Democratic legislators from Washington state have recently introduced a bill to reduce penalties for drive by shooting murderers. This is despite the fact that Washington has been ranked amongst the worst states for drive-by killings.
Sponsored by Democratic representatives Tarra Simmons and David Hackney, the House Bill 1692, was proposed to “promote racial equity in the criminal legal system by eliminating drive-by shooting as a basis for elevating murder in the first degree to aggravated murder in the first degree.”
The bill is actually considered an amendment to the existing RCW 10.95.020.
Simmons was a former drug addict who spent time in prison and advocated prison reform during her campaign. She eventually became the first felon to be elected to the Washington State legislature in November 2020.
We just made #herstory in WA State! Beyond grateful to my team, volunteers and donors who made the impossible happen. From the Big House to the State House…We Do Recover! #LetMyPeopleRun #EndMassIncarceration pic.twitter.com/IGcqFVRCXW— Tarra Simmons (@TarraSimmons5) November 4, 2020
Simmons said in a statement that the drive-by shooting charge of aggravated murder has been used only once since 1995, when it was made law in the case Kimonti Carter. Carter was eleven years old when he joined a gang and committed car theft, burglary, drug possession and many other crimes.
Back in 1997, Carter was sentenced to life without parole for his participation in a drive-by shooting that killed a college student in Tacoma.
The House Public Safety Committee, a Republican committee, expressed grave concerns about the proposed legislation filed December 23rd, just before the 2022 legislative session.
They warned that HB1692 would intensify the lawlessness that the state has already been facing since the new shocking police reform laws were enforced in July. Additionally, lawmakers stated that a lower sentence for violent crimes would encourage criminals rather than hold them accountable.
“Violent crime is on the rise in our communities, in part, because law enforcement officers do not believe under new laws passed by the Legislature earlier this year that they have the authority to detain or pursue individuals, for whom they reasonably suspect have committed criminal acts. It was reported during the summer that at least nine drive-by shootings in the Yakima area this year have left a trail of injuries, deaths and traumatized neighborhoods,” Republican representative Gina Mosbrucker said in a statement.

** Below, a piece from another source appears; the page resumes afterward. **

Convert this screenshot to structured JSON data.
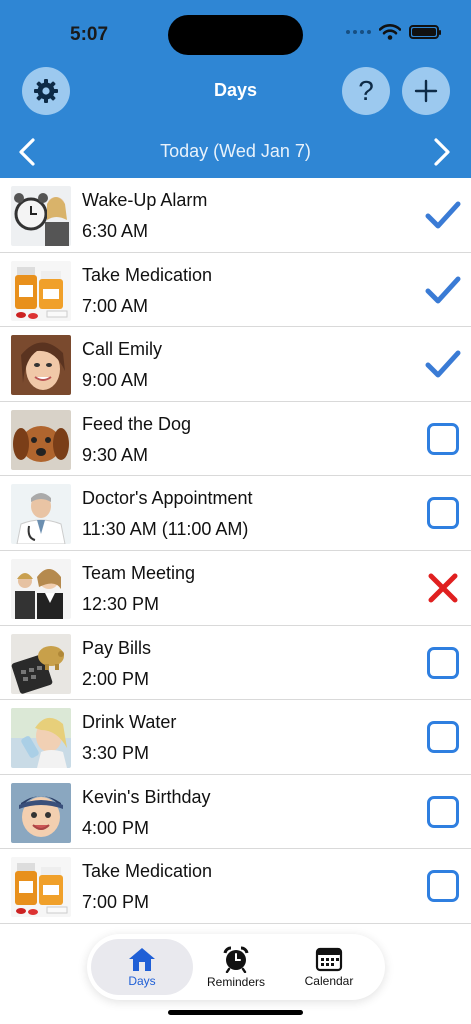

This horrific crime is happening more and more across our state, taking the lives of innocent victims, destroying their families, and leaving neighborhoods and communities in fear,” Mosbrucker added.